During the same experiment, I preserved RNA from each fragment and hybridized it to a microarray designed for this coral species. I got a snapshot of how genes were being regulated in each colony during the temperature stress. By grouping colonies based on the variable efficiency of the symbiont they were associated with, I can see exactly which expression profiles characterize an efficient holobiont versus an inefficient holobiont, all while controlling the symbiont genotype. The results have highlighted the importance of cell-cell signaling pathways and transport vesicle formation for a healthy symbiosis, and demonstrate that genotype by genotype interactions are ecologically meaningful in the wild.

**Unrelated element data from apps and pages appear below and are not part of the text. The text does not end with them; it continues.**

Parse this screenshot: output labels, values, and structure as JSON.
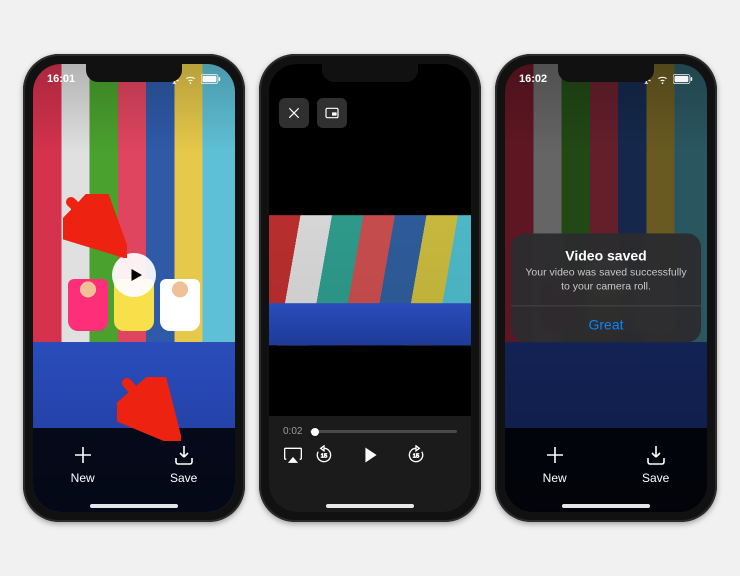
{
  "status": {
    "time": "16:01",
    "time2": "16:02"
  },
  "toolbar": {
    "new_label": "New",
    "save_label": "Save"
  },
  "player": {
    "elapsed": "0:02"
  },
  "alert": {
    "title": "Video saved",
    "message": "Your video was saved successfully to your camera roll.",
    "button": "Great"
  },
  "icons": {
    "play": "play-icon",
    "plus": "plus-icon",
    "download": "download-icon",
    "close": "close-icon",
    "pip": "pip-icon",
    "airplay": "airplay-icon",
    "back15": "back-15-icon",
    "fwd15": "forward-15-icon"
  }
}
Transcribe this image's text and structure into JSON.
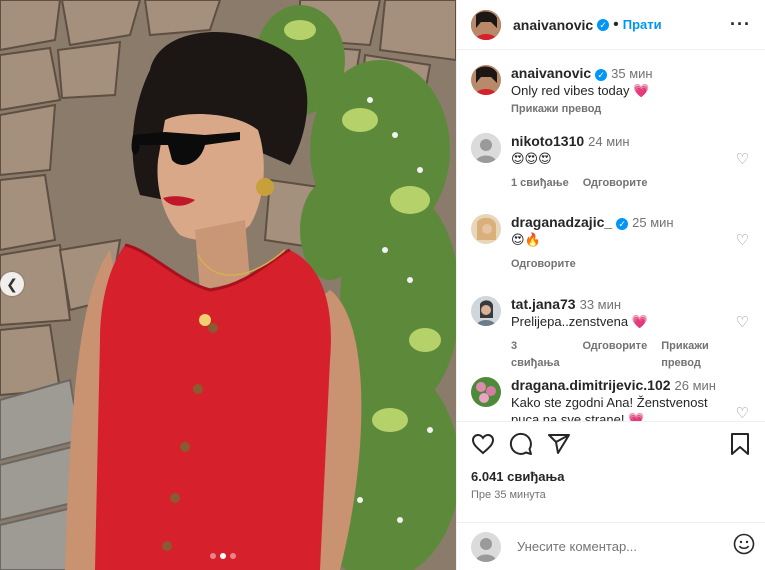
{
  "post": {
    "author": "anaivanovic",
    "follow_label": "Прати",
    "more_icon": "more-horizontal-icon",
    "carousel": {
      "total": 3,
      "active": 2
    }
  },
  "caption": {
    "username": "anaivanovic",
    "time": "35 мин",
    "text": "Only red vibes today 💗",
    "translate_label": "Прикажи превод"
  },
  "comments": [
    {
      "username": "nikoto1310",
      "time": "24 мин",
      "text": "😍😍😍",
      "likes": "1 свиђање",
      "reply": "Одговорите",
      "translate": ""
    },
    {
      "username": "draganadzajic_",
      "verified": true,
      "time": "25 мин",
      "text": "😍🔥",
      "likes": "",
      "reply": "Одговорите",
      "translate": ""
    },
    {
      "username": "tat.jana73",
      "time": "33 мин",
      "text": "Prelijepa..zenstvena 💗",
      "likes": "3 свиђања",
      "reply": "Одговорите",
      "translate": "Прикажи превод"
    },
    {
      "username": "dragana.dimitrijevic.102",
      "time": "26 мин",
      "text": "Kako ste zgodni Ana! Ženstvenost pucа na sve strane! 💗",
      "likes": "",
      "reply": "",
      "translate": ""
    }
  ],
  "stats": {
    "likes": "6.041 свиђања",
    "posted": "Пре 35 минута"
  },
  "add_comment": {
    "placeholder": "Унесите коментар..."
  },
  "colors": {
    "accent": "#0095f6",
    "dress": "#d6202c",
    "text": "#262626",
    "muted": "#737373"
  }
}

Two Caribbean species, the Elkhorn coral (Acropora palmata) and the Staghorn coral (Acropora cervicornis) are currently listed as threatened under the Endangered Species Act and have been targeted for restoration. Several coral nurseries have been established in the United States and abroad, where corals are fragmented, propagated, and ultimately outplanted back onto the reef. During their time in the nursery, fragments are grown right next to each other under identical conditions. Such a common garden effectively removes environmental variation. Despite this, certain colonies tend grow much faster than others, and we can attribute such differences to genetic influence.
I have genotyped the hosts and symbionts from several holobionts in many nurseries, and have begun correlating genetic diversity with growth rates, bleaching incidences, and mortality levels. In many cases, a number of corals are sharing identical symbionts in the common garden, and yet they grow at very different rates. Such observations again suggest an important role for genotype by genotype interactions on ecological time scales. Ongoing thermal shock experiments with fragments from these nurseries will hopefully give us a better sense of the degree of standing variation in the population with respect to thermal stress response.